Three times a week, Becka and the other castaways had to compete against one another in a series of contests and challenges. Sometimes they were physical. Other times the puzzles focused on intelligence and wits, or trivia based on the region where the current game was being played. The winner of the challenge gained temporary access to the circle of protection and was safe until the next challenge. The other castaways would then select someone to exileâ€”meaning the chosen person was ejected from the game. Any contestant was eligible for exile, with the exception of whoever had won the circle of protection.
For today's challenge, they'd been brought offshore by boat and then told that they had to race to shore. Now that Becka had surfaced, the other castaways were swimming away again, leaving just her, Jerry, and the camera crew on the small boat.
Becka frowned. "Shouldn't you be trying to finish the race?"

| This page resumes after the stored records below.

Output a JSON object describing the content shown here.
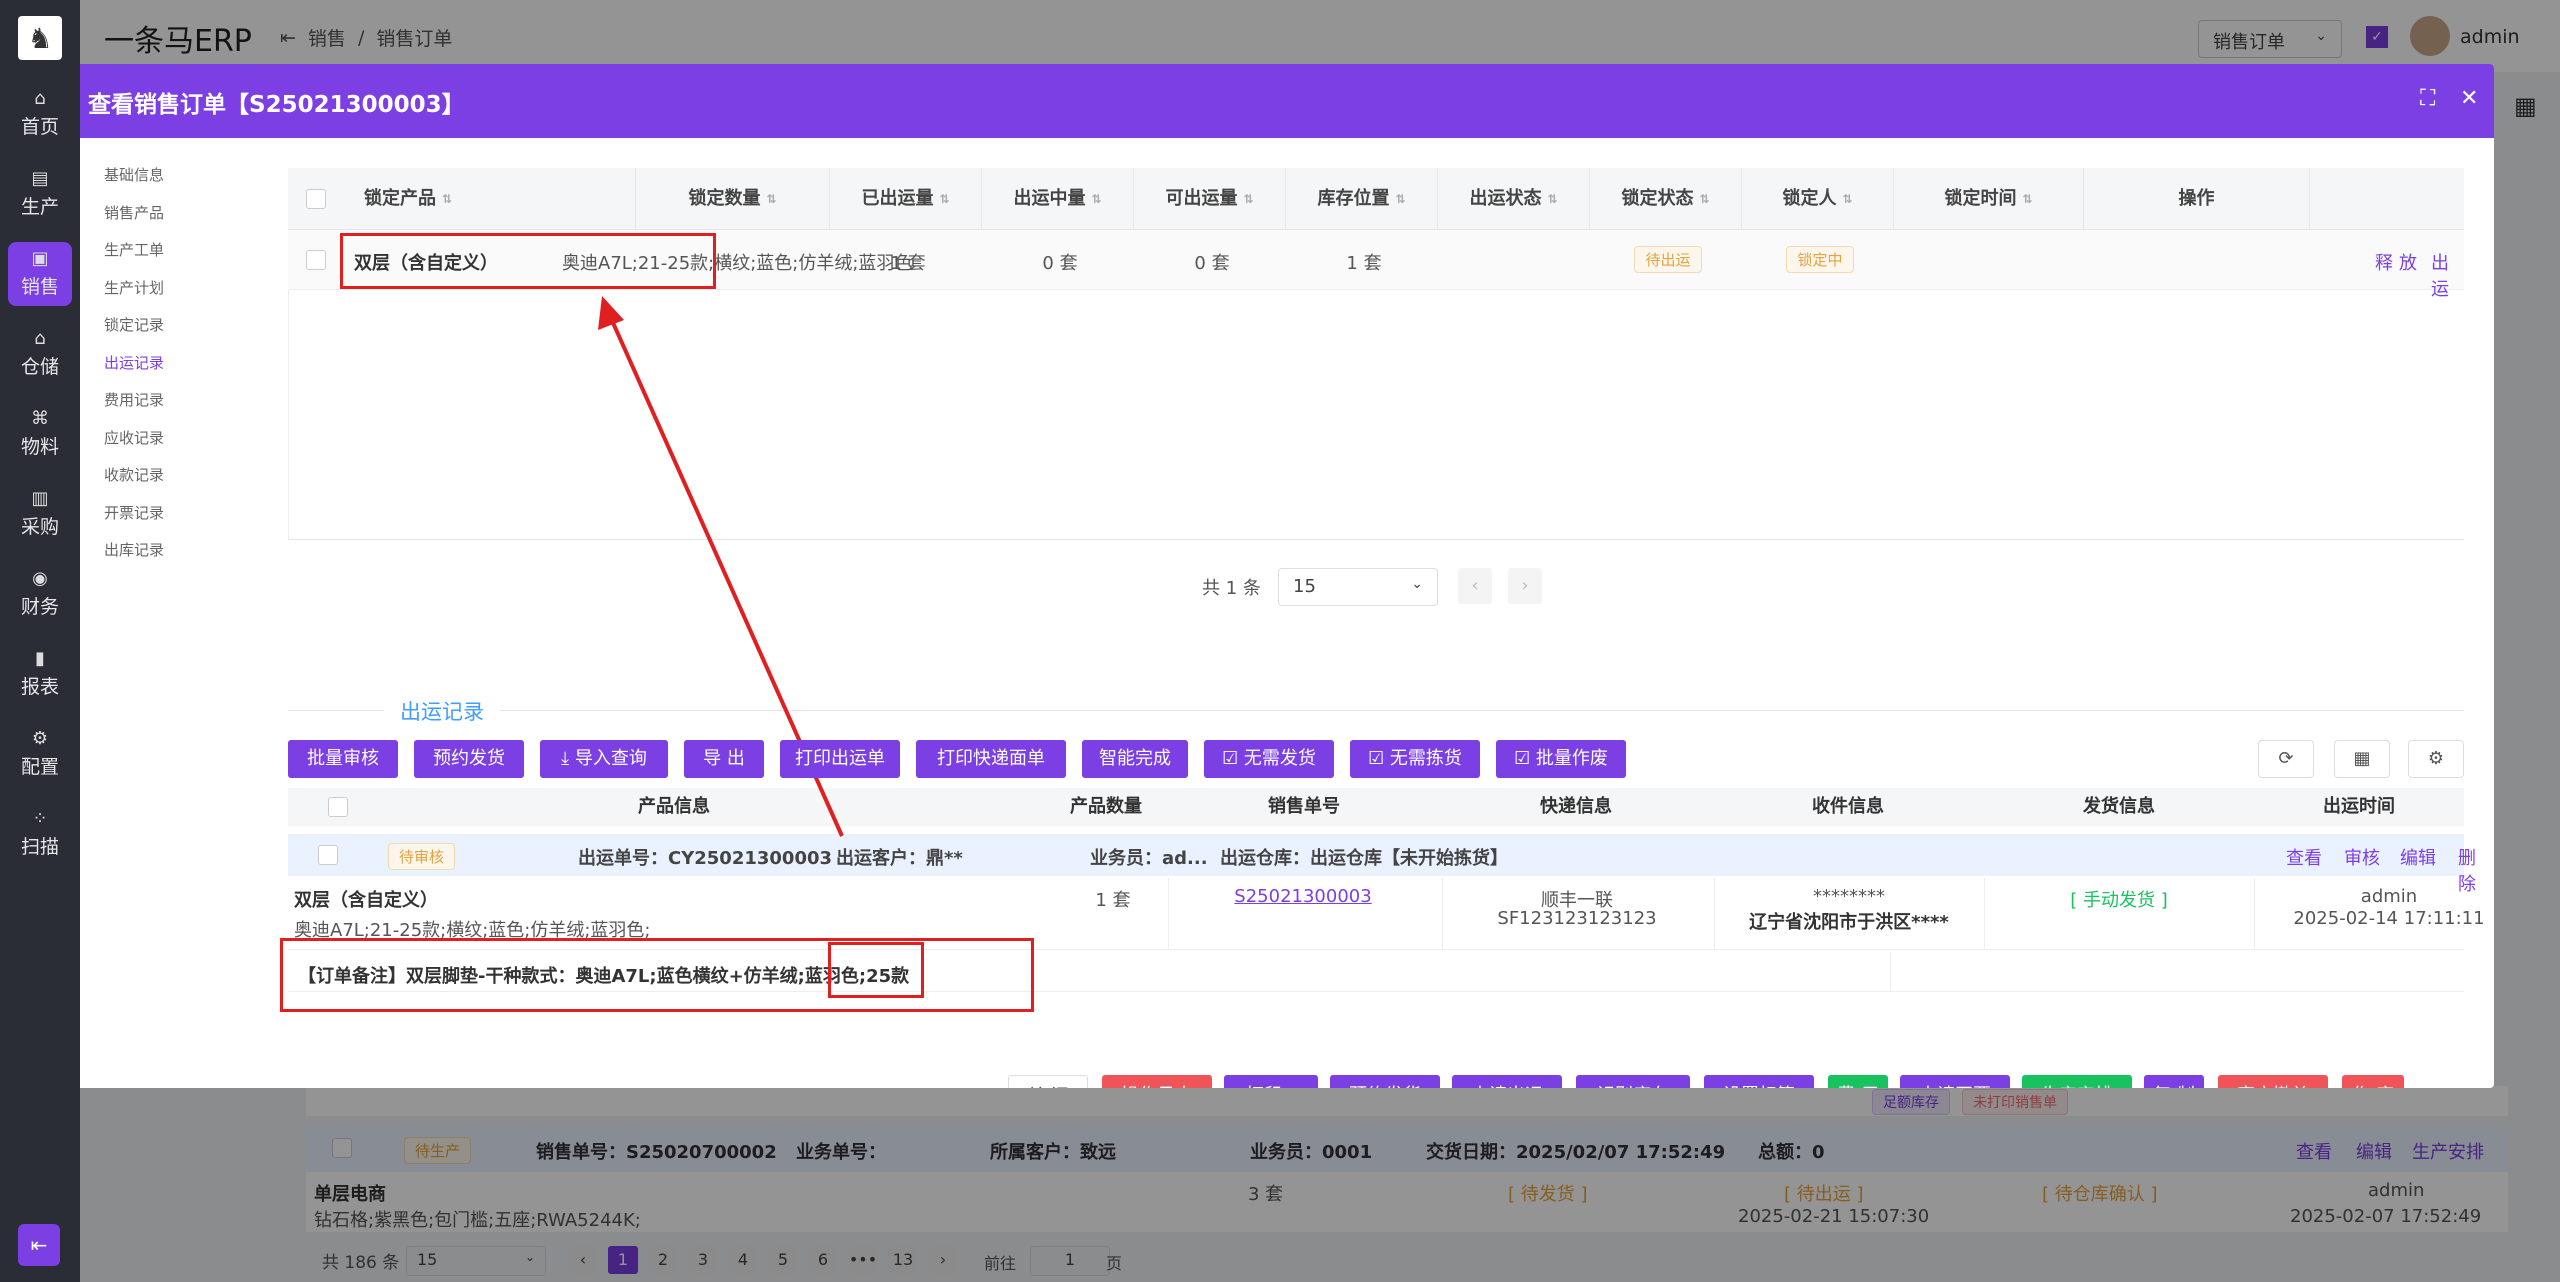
{
  "app": {
    "brand": "一条马ERP",
    "logo_icon": "horse-logo-icon"
  },
  "sidebar": {
    "items": [
      {
        "label": "首页",
        "icon": "home-icon",
        "glyph": "⌂"
      },
      {
        "label": "生产",
        "icon": "factory-icon",
        "glyph": "▤"
      },
      {
        "label": "销售",
        "icon": "sales-icon",
        "glyph": "▣"
      },
      {
        "label": "仓储",
        "icon": "warehouse-icon",
        "glyph": "⌂"
      },
      {
        "label": "物料",
        "icon": "material-icon",
        "glyph": "⌘"
      },
      {
        "label": "采购",
        "icon": "purchase-icon",
        "glyph": "▥"
      },
      {
        "label": "财务",
        "icon": "finance-icon",
        "glyph": "◉"
      },
      {
        "label": "报表",
        "icon": "report-icon",
        "glyph": "▮"
      },
      {
        "label": "配置",
        "icon": "config-icon",
        "glyph": "⚙"
      },
      {
        "label": "扫描",
        "icon": "scan-icon",
        "glyph": "⁘"
      }
    ],
    "active_index": 2,
    "collapse_glyph": "⇤"
  },
  "topbar": {
    "breadcrumb": [
      "销售",
      "销售订单"
    ],
    "collapse_glyph": "⇤",
    "menu_select": "销售订单",
    "user": "admin"
  },
  "background": {
    "row1": {
      "tags": [
        "足额库存",
        "未打印销售单"
      ]
    },
    "row2": {
      "status": "待生产",
      "order_no": "销售单号：S25020700002",
      "biz_no": "业务单号：",
      "customer": "所属客户：致远",
      "salesman": "业务员：0001",
      "trade_date": "交货日期：2025/02/07 17:52:49",
      "total": "总额：0",
      "actions": [
        "查看",
        "编辑",
        "生产安排"
      ],
      "product": "单层电商",
      "spec": "钻石格;紫黑色;包门槛;五座;RWA5244K;",
      "qty": "3 套",
      "s1": "[ 待发货 ]",
      "s2": "[ 待出运 ]",
      "s2_time": "2025-02-21 15:07:30",
      "s3": "[ 待仓库确认 ]",
      "user": "admin",
      "time": "2025-02-07 17:52:49"
    },
    "pager": {
      "total": "共 186 条",
      "size": "15",
      "pages": [
        "1",
        "2",
        "3",
        "4",
        "5",
        "6",
        "•••",
        "13"
      ],
      "goto": "前往",
      "goto_val": "1",
      "page_unit": "页"
    }
  },
  "modal": {
    "title": "查看销售订单【S25021300003】",
    "subnav": [
      "基础信息",
      "销售产品",
      "生产工单",
      "生产计划",
      "锁定记录",
      "出运记录",
      "费用记录",
      "应收记录",
      "收款记录",
      "开票记录",
      "出库记录"
    ],
    "subnav_active": 5,
    "lock_table": {
      "headers": [
        "锁定产品",
        "锁定数量",
        "已出运量",
        "出运中量",
        "可出运量",
        "库存位置",
        "出运状态",
        "锁定状态",
        "锁定人",
        "锁定时间",
        "操作"
      ],
      "row": {
        "product_name": "双层（含自定义）",
        "product_spec": "奥迪A7L;21-25款;横纹;蓝色;仿羊绒;蓝羽色",
        "lock_qty": "1 套",
        "shipped": "0 套",
        "shipping": "0 套",
        "available": "1 套",
        "location": "",
        "ship_status": "待出运",
        "lock_status": "锁定中",
        "locker": "",
        "lock_time": "",
        "actions": [
          "释放",
          "出运"
        ]
      },
      "pager": {
        "total": "共 1 条",
        "size": "15"
      }
    },
    "ship_section": {
      "title": "出运记录",
      "toolbar": [
        "批量审核",
        "预约发货",
        "导入查询",
        "导 出",
        "打印出运单",
        "打印快递面单",
        "智能完成",
        "无需发货",
        "无需拣货",
        "批量作废"
      ],
      "headers": [
        "产品信息",
        "产品数量",
        "销售单号",
        "快递信息",
        "收件信息",
        "发货信息",
        "出运时间"
      ],
      "group": {
        "status": "待审核",
        "ship_no": "出运单号：CY25021300003",
        "customer": "出运客户：鼎**",
        "salesman": "业务员：ad...",
        "warehouse": "出运仓库：出运仓库【未开始拣货】",
        "actions": [
          "查看",
          "审核",
          "编辑",
          "删除"
        ]
      },
      "row": {
        "product_name": "双层（含自定义）",
        "product_spec": "奥迪A7L;21-25款;横纹;蓝色;仿羊绒;蓝羽色;",
        "qty": "1 套",
        "order_no": "S25021300003",
        "express_company": "顺丰一联",
        "express_no": "SF123123123123",
        "receiver": "********",
        "address": "辽宁省沈阳市于洪区****",
        "delivery": "[ 手动发货 ]",
        "user": "admin",
        "time": "2025-02-14 17:11:11"
      },
      "note": "【订单备注】双层脚垫-干种款式：奥迪A7L;蓝色横纹+仿羊绒;蓝羽色;25款"
    },
    "footer": {
      "buttons": [
        {
          "label": "关 闭",
          "style": "white"
        },
        {
          "label": "操作日志",
          "style": "red"
        },
        {
          "label": "打印 ▴",
          "style": "purple"
        },
        {
          "label": "预约发货",
          "style": "purple"
        },
        {
          "label": "申请出运",
          "style": "purple"
        },
        {
          "label": "识别库存",
          "style": "purple"
        },
        {
          "label": "设置标签",
          "style": "purple"
        },
        {
          "label": "费 用",
          "style": "green"
        },
        {
          "label": "申请开票",
          "style": "purple"
        },
        {
          "label": "生产安排",
          "style": "green"
        },
        {
          "label": "复 制",
          "style": "purple"
        },
        {
          "label": "客户撤单",
          "style": "red"
        },
        {
          "label": "作 废",
          "style": "red"
        }
      ]
    }
  }
}
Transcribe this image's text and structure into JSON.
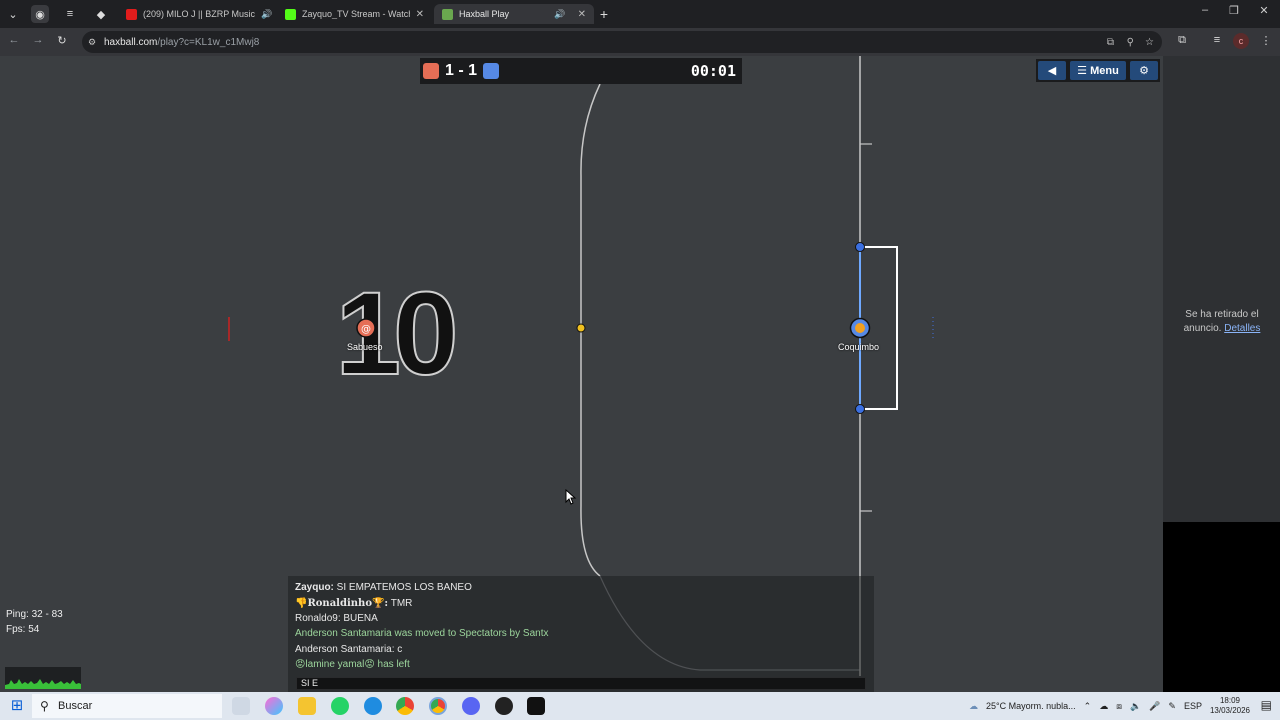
{
  "browser": {
    "tabs": [
      {
        "label": "(209) MILO J || BZRP Music",
        "favicon_color": "#e21c1c",
        "muted_icon": "speaker-icon"
      },
      {
        "label": "Zayquo_TV Stream - Watch Live",
        "favicon_color": "#53fc18"
      },
      {
        "label": "Haxball Play",
        "favicon_color": "#6aa84f",
        "active": true,
        "muted_icon": "speaker-icon"
      }
    ],
    "url_domain": "haxball.com",
    "url_path": "/play?c=KL1w_c1Mwj8"
  },
  "scoreboard": {
    "red_color": "#e56e56",
    "blue_color": "#5689e5",
    "score": "1 - 1",
    "timer": "00:01"
  },
  "top_buttons": {
    "menu_label": "Menu"
  },
  "players": [
    {
      "name": "Sabueso",
      "team": "red",
      "avatar": "@"
    },
    {
      "name": "Coquimbo",
      "team": "blue"
    }
  ],
  "jersey_number": "10",
  "ad_panel": {
    "text": "Se ha retirado el anuncio.",
    "link": "Detalles"
  },
  "chat": {
    "messages": [
      {
        "sender": "Zayquo:",
        "text": " SI EMPATEMOS LOS BANEO"
      },
      {
        "sender": "👎Ronaldinho🏆:",
        "text": " TMR"
      },
      {
        "sender": "",
        "text": "Ronaldo9: BUENA"
      },
      {
        "sender": "",
        "text": "Anderson Santamaria was moved to Spectators by Santx",
        "system": true
      },
      {
        "sender": "",
        "text": "Anderson Santamaria: c"
      },
      {
        "sender": "",
        "text": "😡lamine yamal😡 has left",
        "system": true
      }
    ],
    "input_value": "SI E"
  },
  "stats": {
    "ping": "Ping: 32 - 83",
    "fps": "Fps: 54"
  },
  "taskbar": {
    "search_placeholder": "Buscar",
    "weather": "25°C  Mayorm. nubla...",
    "lang": "ESP",
    "time": "18:09",
    "date": "13/03/2026"
  }
}
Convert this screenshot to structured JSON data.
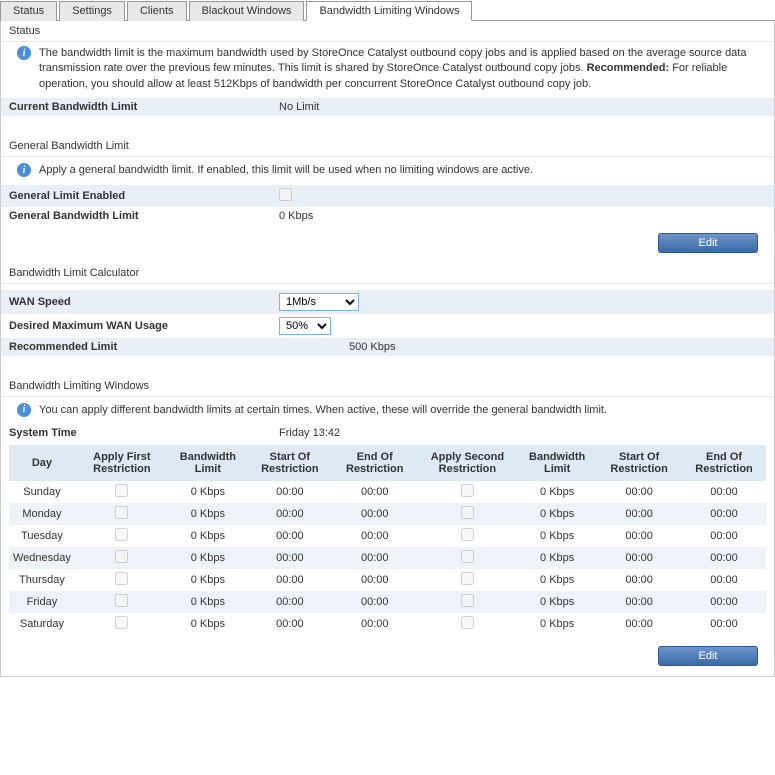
{
  "tabs": [
    "Status",
    "Settings",
    "Clients",
    "Blackout Windows",
    "Bandwidth Limiting Windows"
  ],
  "active_tab": 4,
  "status": {
    "title": "Status",
    "info_pre": "The bandwidth limit is the maximum bandwidth used by StoreOnce Catalyst outbound copy jobs and is applied based on the average source data transmission rate over the previous few minutes. This limit is shared by StoreOnce Catalyst outbound copy jobs. ",
    "info_rec_label": "Recommended:",
    "info_rec_text": " For reliable operation, you should allow at least 512Kbps of bandwidth per concurrent StoreOnce Catalyst outbound copy job.",
    "current_label": "Current Bandwidth Limit",
    "current_value": "No Limit"
  },
  "general": {
    "title": "General Bandwidth Limit",
    "info": "Apply a general bandwidth limit. If enabled, this limit will be used when no limiting windows are active.",
    "enabled_label": "General Limit Enabled",
    "limit_label": "General Bandwidth Limit",
    "limit_value": "0 Kbps",
    "edit": "Edit"
  },
  "calc": {
    "title": "Bandwidth Limit Calculator",
    "wan_label": "WAN Speed",
    "wan_value": "1Mb/s",
    "usage_label": "Desired Maximum WAN Usage",
    "usage_value": "50%",
    "rec_label": "Recommended Limit",
    "rec_value": "500",
    "rec_unit": " Kbps"
  },
  "windows": {
    "title": "Bandwidth Limiting Windows",
    "info": "You can apply different bandwidth limits at certain times. When active, these will override the general bandwidth limit.",
    "systime_label": "System Time",
    "systime_value": "Friday 13:42",
    "headers": [
      "Day",
      "Apply First Restriction",
      "Bandwidth Limit",
      "Start Of Restriction",
      "End Of Restriction",
      "Apply Second Restriction",
      "Bandwidth Limit",
      "Start Of Restriction",
      "End Of Restriction"
    ],
    "rows": [
      {
        "day": "Sunday",
        "bw1": "0 Kbps",
        "s1": "00:00",
        "e1": "00:00",
        "bw2": "0 Kbps",
        "s2": "00:00",
        "e2": "00:00"
      },
      {
        "day": "Monday",
        "bw1": "0 Kbps",
        "s1": "00:00",
        "e1": "00:00",
        "bw2": "0 Kbps",
        "s2": "00:00",
        "e2": "00:00"
      },
      {
        "day": "Tuesday",
        "bw1": "0 Kbps",
        "s1": "00:00",
        "e1": "00:00",
        "bw2": "0 Kbps",
        "s2": "00:00",
        "e2": "00:00"
      },
      {
        "day": "Wednesday",
        "bw1": "0 Kbps",
        "s1": "00:00",
        "e1": "00:00",
        "bw2": "0 Kbps",
        "s2": "00:00",
        "e2": "00:00"
      },
      {
        "day": "Thursday",
        "bw1": "0 Kbps",
        "s1": "00:00",
        "e1": "00:00",
        "bw2": "0 Kbps",
        "s2": "00:00",
        "e2": "00:00"
      },
      {
        "day": "Friday",
        "bw1": "0 Kbps",
        "s1": "00:00",
        "e1": "00:00",
        "bw2": "0 Kbps",
        "s2": "00:00",
        "e2": "00:00"
      },
      {
        "day": "Saturday",
        "bw1": "0 Kbps",
        "s1": "00:00",
        "e1": "00:00",
        "bw2": "0 Kbps",
        "s2": "00:00",
        "e2": "00:00"
      }
    ],
    "edit": "Edit"
  }
}
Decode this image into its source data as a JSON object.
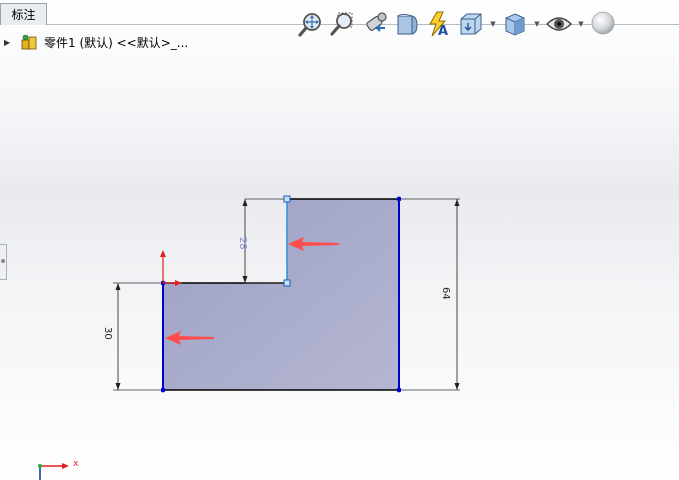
{
  "tab": {
    "label": "标注"
  },
  "tree": {
    "label": "零件1 (默认) <<默认>_..."
  },
  "toolbar": {
    "items": [
      {
        "name": "zoom-to-fit",
        "icon": "zoom-fit-icon"
      },
      {
        "name": "zoom-to-area",
        "icon": "zoom-area-icon"
      },
      {
        "name": "previous-view",
        "icon": "previous-view-icon"
      },
      {
        "name": "section-view",
        "icon": "section-view-icon"
      },
      {
        "name": "dynamic-annotation-views",
        "icon": "annotation-view-icon"
      },
      {
        "name": "view-orientation",
        "icon": "view-orientation-icon",
        "dropdown": true
      },
      {
        "name": "display-style",
        "icon": "display-style-icon",
        "dropdown": true
      },
      {
        "name": "hide-show-items",
        "icon": "eye-icon",
        "dropdown": true
      },
      {
        "name": "edit-appearance",
        "icon": "appearance-sphere-icon"
      }
    ]
  },
  "sketch": {
    "dimensions": {
      "height_small": "28",
      "height_left": "30",
      "height_total": "64"
    },
    "fill_color": "#a5a7c8",
    "line_color": "#0000cc",
    "arrow_color": "#ff4d4d"
  },
  "triad": {
    "x_label": "x"
  }
}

"It doesn't matter now." Jerry shrugged. "Stefan already won this round." "Shit."
"Yeah. Pompous Brit bastard. Jeff and Richard were right on his ass the whole way. All three made it to shore at the same time, but Stefan crossed the finish line first. He's got his place in the circle of protection now, so somebody else will have to go home tonight."
"I don't know. Any ideas who you'd like to see gone?"
Becka's response was cut off by another bout of coughing. "You okay?"
Jerry sounded genuinely concerned. Becka eyed him carefully.
"I don't like the water."
She immediately regretted revealing her weakness to him. Now, if he wanted to, Jerry could exploit it to advance his own standing in the game.
"This?" He grinned, dog-paddling. "This is nothing. Just some minor swells."
"I thought there was a storm coming. That's what one of the crewâ€”Mark, the guy with the mulletâ€” said earlier."
"Maybe." Jerry glanced up at the sky. "But the sun is out and there ain't a cloud in the sky. These aren't storm waves. The sea is choppy, sure, but it's nothing to worry about. I surf waves bigger than this
all the time back in Santa Monica. Hang on to me and I'll get us both to shore."
"I'll be okay. It's just... I had a bad experience in a swimming pool when I was little. My brother pushed me in the deep end when I was like four years old. The water scares me a little bit, but I'll make it."
The boat's engine throttled up, and the small craft raced ahead. The camera crew's lenses were now trained on Pauline and Roberta. Coughing, Becka watched the two women swimming toward shore and felt a twinge of jealousy. Even Roberta, a middle-aged librarian, was doing better than she was.